__TASK STATEMENT__:
Which lines below mention "Nubes"? Pick each one out.

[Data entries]

[Start of section]

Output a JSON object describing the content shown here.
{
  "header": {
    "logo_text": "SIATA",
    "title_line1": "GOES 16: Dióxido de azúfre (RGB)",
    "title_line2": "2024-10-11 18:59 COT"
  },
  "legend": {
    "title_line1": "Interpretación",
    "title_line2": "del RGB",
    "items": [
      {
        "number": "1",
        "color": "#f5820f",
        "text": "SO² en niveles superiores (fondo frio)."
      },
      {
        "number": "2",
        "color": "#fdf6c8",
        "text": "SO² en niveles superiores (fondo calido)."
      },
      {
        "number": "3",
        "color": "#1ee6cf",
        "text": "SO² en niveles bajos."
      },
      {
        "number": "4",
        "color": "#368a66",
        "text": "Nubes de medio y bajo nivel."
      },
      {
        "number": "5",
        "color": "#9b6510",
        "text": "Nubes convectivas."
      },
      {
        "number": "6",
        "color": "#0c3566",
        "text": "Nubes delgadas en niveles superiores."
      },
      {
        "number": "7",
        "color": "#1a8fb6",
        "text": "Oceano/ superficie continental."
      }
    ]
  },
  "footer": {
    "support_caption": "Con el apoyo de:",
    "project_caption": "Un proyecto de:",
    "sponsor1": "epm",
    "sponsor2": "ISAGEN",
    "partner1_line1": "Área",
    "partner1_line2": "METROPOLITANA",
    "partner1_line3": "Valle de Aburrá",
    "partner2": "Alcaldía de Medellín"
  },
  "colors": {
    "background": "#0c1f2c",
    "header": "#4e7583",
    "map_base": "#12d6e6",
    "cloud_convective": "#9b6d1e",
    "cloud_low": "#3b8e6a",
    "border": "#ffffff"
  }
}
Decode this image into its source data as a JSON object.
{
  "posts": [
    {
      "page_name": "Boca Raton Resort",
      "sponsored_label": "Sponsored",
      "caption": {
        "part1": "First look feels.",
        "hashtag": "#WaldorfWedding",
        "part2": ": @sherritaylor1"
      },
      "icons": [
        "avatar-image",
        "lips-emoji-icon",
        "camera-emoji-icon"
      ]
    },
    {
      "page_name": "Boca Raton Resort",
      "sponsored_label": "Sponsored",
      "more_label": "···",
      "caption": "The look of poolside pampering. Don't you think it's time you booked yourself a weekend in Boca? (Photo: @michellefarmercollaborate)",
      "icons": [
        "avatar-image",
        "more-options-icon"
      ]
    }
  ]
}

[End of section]

__PROBLEM SOLUTION__:
        "text": "Nubes de medio y bajo nivel."
        "text": "Nubes convectivas."
        "text": "Nubes delgadas en niveles superiores."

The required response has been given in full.